- Exercise details
Which lines in the data below contain the word "photo"? Pull each of them out.

Dataset rows describing interfaces:
►

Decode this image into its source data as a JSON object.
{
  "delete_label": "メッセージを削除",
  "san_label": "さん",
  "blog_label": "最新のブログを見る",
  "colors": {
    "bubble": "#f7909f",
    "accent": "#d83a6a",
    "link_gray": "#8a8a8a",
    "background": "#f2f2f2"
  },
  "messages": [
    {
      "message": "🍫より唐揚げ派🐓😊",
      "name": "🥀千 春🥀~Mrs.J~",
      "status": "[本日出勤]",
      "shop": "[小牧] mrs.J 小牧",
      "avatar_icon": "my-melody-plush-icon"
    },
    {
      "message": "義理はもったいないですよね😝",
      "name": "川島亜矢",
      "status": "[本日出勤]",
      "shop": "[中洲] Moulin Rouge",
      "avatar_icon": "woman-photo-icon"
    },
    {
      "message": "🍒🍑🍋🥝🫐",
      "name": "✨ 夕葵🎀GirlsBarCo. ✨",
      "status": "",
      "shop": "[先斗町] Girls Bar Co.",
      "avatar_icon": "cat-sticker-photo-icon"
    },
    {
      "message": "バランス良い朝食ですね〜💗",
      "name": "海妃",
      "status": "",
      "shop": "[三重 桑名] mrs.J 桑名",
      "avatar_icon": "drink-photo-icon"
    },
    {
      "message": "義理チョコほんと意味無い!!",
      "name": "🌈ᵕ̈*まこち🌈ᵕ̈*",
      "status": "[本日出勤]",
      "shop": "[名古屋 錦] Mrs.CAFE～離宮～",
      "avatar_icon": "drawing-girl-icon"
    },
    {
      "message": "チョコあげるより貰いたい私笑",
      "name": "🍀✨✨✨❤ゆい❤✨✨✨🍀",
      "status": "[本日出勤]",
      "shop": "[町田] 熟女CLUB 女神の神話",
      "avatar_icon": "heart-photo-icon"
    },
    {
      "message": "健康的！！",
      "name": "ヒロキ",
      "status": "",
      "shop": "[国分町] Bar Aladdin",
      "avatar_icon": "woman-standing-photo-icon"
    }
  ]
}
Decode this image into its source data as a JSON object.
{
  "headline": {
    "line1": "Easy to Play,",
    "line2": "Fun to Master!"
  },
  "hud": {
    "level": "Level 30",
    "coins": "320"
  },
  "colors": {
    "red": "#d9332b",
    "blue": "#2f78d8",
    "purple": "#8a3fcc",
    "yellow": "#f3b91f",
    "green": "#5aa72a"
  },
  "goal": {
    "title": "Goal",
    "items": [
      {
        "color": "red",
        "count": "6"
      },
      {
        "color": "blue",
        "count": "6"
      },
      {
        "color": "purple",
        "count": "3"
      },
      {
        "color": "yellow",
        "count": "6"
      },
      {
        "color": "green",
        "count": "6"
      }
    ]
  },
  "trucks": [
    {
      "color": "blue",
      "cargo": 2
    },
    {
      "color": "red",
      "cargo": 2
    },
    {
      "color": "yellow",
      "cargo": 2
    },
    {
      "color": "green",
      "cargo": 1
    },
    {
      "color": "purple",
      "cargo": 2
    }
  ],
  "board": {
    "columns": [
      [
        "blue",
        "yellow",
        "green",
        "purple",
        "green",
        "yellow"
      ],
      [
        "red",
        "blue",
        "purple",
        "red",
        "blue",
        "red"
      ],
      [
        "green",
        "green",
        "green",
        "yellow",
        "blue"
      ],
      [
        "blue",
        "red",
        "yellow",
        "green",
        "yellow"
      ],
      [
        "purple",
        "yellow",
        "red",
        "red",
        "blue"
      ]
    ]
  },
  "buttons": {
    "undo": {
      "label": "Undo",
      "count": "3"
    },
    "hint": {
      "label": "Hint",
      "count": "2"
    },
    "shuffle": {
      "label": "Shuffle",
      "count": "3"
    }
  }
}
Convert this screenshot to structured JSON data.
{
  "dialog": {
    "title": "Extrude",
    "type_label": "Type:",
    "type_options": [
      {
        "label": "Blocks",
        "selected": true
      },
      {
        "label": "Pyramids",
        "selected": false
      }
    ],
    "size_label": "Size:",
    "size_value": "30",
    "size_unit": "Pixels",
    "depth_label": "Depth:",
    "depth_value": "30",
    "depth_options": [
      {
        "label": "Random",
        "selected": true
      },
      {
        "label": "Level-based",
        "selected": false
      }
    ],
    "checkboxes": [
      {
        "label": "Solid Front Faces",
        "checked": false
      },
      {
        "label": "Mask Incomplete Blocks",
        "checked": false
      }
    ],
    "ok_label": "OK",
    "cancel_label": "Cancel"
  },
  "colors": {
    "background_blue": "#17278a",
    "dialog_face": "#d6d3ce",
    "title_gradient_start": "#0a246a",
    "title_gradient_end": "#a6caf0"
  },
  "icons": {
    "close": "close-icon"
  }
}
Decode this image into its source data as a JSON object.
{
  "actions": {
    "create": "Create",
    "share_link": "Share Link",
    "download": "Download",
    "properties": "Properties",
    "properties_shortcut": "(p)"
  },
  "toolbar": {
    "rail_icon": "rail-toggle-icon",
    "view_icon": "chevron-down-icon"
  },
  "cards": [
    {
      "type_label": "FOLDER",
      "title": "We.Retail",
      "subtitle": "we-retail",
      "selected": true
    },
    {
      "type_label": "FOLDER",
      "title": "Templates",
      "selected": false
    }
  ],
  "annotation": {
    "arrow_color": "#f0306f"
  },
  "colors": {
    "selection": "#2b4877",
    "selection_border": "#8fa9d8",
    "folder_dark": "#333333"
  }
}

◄

- Worked solution
      "avatar_icon": "woman-photo-icon"
      "avatar_icon": "cat-sticker-photo-icon"
      "avatar_icon": "drink-photo-icon"
      "avatar_icon": "heart-photo-icon"
      "avatar_icon": "woman-standing-photo-icon"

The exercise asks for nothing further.